Whilst the hotel could definitely do with a refurbishment, it was kind of cool in a retro way, and did conjure up childhood nostalgia.
“Mum, why did you and dad have to use a colour palette of varying shades of mission brown throughout the WHOLE house?”
“Because it was all the rage back then Gaynor.”
Okay mum, I now concede, you were cool once.
The hotel also seemed to be a popular choice for business people and it was heaving with tennis players for an international tennis tournament. And after walking the streets I noticed that many of the other hotels also seemed dated.
I (I would say, we, but our patient was still in recovery mode) quickly made my way to the daily service where Club Room guests can enjoy free drinks, breakfast, afternoon tea and a light dinner service. Upon my return to the room and the mention of free whisky, said patient did definitely seem to perk up for the first time.
Located in a district that comes alive on a Friday night (but barely a soul in sight on a Saturday night) with stores selling the most magnificent displays of sprawling orchids in their windows until the early hours, whilst well dressed men and women patron restaurants and bars, the Crown Osaka is conveniently located.

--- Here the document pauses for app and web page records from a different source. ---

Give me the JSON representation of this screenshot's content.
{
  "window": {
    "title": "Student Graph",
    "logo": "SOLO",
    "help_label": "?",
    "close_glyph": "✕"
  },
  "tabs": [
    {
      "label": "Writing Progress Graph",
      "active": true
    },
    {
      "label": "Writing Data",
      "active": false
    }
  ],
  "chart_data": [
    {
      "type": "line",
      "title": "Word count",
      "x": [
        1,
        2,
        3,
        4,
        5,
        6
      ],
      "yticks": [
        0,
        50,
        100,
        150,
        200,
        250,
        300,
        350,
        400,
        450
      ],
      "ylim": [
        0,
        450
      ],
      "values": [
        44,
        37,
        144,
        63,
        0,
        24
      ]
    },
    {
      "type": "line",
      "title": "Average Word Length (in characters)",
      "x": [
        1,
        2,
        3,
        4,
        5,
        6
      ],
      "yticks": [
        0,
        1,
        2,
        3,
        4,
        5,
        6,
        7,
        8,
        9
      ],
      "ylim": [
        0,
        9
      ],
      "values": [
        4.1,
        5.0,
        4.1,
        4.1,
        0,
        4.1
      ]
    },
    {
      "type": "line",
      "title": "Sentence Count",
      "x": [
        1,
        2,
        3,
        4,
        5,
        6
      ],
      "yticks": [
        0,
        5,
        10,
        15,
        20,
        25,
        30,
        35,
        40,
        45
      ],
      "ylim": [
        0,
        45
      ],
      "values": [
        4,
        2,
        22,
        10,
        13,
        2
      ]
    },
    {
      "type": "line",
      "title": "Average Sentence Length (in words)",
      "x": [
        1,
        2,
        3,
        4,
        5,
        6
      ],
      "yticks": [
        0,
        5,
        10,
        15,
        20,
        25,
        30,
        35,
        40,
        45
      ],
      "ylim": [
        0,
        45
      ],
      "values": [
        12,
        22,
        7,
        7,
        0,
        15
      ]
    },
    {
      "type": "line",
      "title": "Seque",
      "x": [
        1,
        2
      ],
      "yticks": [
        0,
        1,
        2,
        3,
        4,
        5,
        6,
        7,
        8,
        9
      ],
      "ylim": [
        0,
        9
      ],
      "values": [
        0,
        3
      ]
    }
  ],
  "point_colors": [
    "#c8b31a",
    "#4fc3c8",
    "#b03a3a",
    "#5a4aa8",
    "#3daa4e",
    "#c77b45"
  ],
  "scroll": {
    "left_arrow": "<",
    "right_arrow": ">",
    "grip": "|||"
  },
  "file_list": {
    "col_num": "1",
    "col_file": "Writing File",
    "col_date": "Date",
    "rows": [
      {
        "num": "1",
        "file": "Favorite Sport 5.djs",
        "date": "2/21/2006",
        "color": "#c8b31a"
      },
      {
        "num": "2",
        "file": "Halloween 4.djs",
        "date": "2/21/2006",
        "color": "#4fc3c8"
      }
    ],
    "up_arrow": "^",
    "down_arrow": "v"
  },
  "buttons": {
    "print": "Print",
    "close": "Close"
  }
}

Osaka boasts one of the longest undercover shopping strips, one I thought I wasn’t going to find after a 45-minute walk from the hotel. After stopping a local to attempt to ask for directions, I finally got the nod of recognition and the finger pointing I had come to rely upon to communicate, after saying, “Chaaaaa-NEL”.
Whilst I would go back to Kyoto in a heartbeat, Osaka did not win over my affections. TTFN Japan. We will be back.